DOVER — A 51-year-old cyclist lost his life while participating in the 36th Annual Amish Country Bike Tour Saturday.
Bike Delaware identified the cyclist as Larry Yarbray, a member of the Major Taylor 1899 Chester Cycling Club, based in Pennsylvania.
“On social media, people who knew him called him a generous ‘giant’ and ‘wise soul’ who impacted and transformed lives through his coaching,” Bike Delaware said in its post.
The organization’s post said Mr. Yarbray was dean of students at Chester Community Charter School, men’s basketball coach at Delaware County Community College and a former coach at Chester High School.
While traveling with a large pack of cyclists at approximately 8:23 a.m., the man failed to observe the rider in front of him slowing down, according to Delaware State Police Senior Cpl. Jason Hatchell.
This caused the rider’s front wheel to collide with the rear wheel of the cyclist in front of him, which made the bicyclist lose control and swerve abruptly into the southbound lane of Apple Grove School Road in the Camden-Wyoming area.
At the same time, a 2012 gray GMC Sierra traveling southbound approached the pack, but could not avoid the collision, state police said.
The state police news release said the Sierra's front left struck the front right of the bicyclist near the center of the southbound travel lane.
Cpl. Hatchell said the cyclist was forced under the Sierra, sustaining severe injuries in the process. He was transported to Bayhealth Kent Campus and was later pronounced dead.
The 23-year-old driver of the Sierra was not injured, polic said.
As a result of the accident, Apple Grove School Road was closed for approximately three and a half hours for the police investigation.
“The volunteers and members of our local cycling clubs hosting today's Amish Country Bike Tour fundraising event were heartbroken and stunned to learn of the tragedy and loss of one of today's cyclists this morning,” Amish Country Bike Tour organizers posted on Facebook Saturday night. “We mourn with the family, friends and other members of the cycling community who are affected.”
The annual tour, which began at 6 a.m. with registration, saw a record-setting turnout as over 3,000 riders participated in the event. The tour offered a variety of routes; each with a staggered start time to account for the high number of participants and to ensure rest stops did not get overwhelmed.

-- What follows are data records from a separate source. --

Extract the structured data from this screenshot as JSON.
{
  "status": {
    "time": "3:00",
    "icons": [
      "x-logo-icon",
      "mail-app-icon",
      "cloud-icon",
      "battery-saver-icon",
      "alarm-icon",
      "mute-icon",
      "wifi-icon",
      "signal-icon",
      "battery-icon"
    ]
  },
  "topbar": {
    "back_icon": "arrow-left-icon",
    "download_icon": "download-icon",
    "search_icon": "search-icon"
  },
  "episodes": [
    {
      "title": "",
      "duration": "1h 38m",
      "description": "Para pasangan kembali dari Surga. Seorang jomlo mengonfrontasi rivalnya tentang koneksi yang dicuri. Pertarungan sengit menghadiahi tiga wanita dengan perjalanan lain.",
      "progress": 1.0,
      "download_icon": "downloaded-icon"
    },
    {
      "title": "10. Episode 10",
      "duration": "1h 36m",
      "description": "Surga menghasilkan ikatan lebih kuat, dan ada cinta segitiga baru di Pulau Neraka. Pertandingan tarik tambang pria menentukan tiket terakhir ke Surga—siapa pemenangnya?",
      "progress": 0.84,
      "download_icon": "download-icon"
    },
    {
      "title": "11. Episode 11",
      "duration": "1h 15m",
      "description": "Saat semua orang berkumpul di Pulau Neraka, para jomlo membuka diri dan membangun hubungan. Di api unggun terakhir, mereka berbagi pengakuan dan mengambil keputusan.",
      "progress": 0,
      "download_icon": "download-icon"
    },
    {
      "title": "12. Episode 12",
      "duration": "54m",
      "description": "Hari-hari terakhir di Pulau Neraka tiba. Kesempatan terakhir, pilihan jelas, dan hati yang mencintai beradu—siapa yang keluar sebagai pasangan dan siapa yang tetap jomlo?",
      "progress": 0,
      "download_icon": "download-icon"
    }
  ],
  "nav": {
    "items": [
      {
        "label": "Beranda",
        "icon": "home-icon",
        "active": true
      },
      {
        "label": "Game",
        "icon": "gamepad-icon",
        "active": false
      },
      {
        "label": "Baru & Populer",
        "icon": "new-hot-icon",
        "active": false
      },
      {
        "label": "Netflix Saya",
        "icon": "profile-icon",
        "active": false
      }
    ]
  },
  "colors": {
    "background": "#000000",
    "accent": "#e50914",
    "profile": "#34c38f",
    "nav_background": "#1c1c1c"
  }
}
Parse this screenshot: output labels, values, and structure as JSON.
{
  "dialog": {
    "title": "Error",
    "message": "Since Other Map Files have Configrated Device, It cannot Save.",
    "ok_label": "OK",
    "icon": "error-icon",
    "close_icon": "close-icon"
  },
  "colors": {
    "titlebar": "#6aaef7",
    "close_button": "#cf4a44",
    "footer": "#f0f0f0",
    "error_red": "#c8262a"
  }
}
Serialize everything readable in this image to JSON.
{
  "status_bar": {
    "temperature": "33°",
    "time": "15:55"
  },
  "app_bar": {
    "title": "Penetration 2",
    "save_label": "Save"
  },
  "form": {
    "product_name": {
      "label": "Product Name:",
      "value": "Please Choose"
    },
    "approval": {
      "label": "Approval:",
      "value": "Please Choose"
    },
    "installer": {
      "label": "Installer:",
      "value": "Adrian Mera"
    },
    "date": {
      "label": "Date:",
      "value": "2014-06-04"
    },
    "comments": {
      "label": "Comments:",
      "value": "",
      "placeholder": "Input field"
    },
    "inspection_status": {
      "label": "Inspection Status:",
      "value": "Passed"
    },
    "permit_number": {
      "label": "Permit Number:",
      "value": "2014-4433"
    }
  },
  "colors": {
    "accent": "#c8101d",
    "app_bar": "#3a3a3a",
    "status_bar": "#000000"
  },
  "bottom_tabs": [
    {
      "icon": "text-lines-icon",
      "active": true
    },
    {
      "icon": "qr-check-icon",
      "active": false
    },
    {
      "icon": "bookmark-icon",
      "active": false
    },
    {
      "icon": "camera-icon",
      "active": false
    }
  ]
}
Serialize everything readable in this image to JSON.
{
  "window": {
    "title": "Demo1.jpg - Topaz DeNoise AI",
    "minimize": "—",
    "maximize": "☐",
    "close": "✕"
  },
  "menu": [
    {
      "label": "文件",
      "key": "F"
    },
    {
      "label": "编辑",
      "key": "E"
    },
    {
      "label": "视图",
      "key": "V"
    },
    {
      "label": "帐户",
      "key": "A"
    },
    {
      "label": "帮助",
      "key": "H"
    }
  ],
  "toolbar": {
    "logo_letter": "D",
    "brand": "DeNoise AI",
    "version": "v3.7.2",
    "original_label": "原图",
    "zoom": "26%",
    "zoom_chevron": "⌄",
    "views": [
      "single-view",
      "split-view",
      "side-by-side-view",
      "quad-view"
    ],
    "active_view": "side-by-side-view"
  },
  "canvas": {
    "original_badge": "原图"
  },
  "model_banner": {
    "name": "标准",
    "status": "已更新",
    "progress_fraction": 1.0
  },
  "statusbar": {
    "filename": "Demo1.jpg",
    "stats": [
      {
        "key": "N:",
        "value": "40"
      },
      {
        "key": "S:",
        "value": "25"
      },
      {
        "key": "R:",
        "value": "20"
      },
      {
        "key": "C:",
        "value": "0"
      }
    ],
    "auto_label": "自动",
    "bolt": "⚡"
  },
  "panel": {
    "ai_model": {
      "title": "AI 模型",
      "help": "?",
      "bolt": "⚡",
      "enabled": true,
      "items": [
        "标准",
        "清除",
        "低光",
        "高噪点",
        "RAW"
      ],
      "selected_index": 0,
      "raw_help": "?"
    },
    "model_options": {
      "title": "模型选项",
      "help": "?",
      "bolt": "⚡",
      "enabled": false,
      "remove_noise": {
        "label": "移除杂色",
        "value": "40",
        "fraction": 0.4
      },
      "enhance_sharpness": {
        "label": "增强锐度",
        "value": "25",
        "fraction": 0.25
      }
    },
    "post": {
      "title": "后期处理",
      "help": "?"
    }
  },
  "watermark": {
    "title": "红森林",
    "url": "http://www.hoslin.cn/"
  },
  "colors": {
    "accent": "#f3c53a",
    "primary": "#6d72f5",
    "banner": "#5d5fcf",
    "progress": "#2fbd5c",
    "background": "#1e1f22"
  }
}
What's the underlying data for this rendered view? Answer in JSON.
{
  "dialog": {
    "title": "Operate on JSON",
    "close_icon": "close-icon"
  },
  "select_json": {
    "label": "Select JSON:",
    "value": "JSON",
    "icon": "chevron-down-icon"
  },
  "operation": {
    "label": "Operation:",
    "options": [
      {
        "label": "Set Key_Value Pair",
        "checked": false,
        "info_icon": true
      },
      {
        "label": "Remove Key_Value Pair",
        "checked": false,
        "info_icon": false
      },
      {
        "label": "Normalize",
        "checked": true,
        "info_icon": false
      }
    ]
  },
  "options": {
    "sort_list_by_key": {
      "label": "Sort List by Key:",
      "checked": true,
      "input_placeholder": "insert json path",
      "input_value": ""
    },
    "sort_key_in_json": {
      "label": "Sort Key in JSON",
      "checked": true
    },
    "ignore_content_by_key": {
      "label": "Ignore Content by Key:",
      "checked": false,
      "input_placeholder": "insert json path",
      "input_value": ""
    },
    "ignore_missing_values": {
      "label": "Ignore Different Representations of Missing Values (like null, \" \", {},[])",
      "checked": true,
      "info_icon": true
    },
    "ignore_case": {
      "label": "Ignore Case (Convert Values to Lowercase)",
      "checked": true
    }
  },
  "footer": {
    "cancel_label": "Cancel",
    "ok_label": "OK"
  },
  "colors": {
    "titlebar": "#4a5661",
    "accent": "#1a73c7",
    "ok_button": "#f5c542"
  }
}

Riders participating in the 100-mile route started between 7 a.m. and 8 a.m., while riders participating in the 50- and 62-mile courses followed from 8 a.m. to 9 a.m. From 9 a.m. to 10:30 a.m., riders participating in the shorter 16- and 25-mile courses rounded out the start of the tour.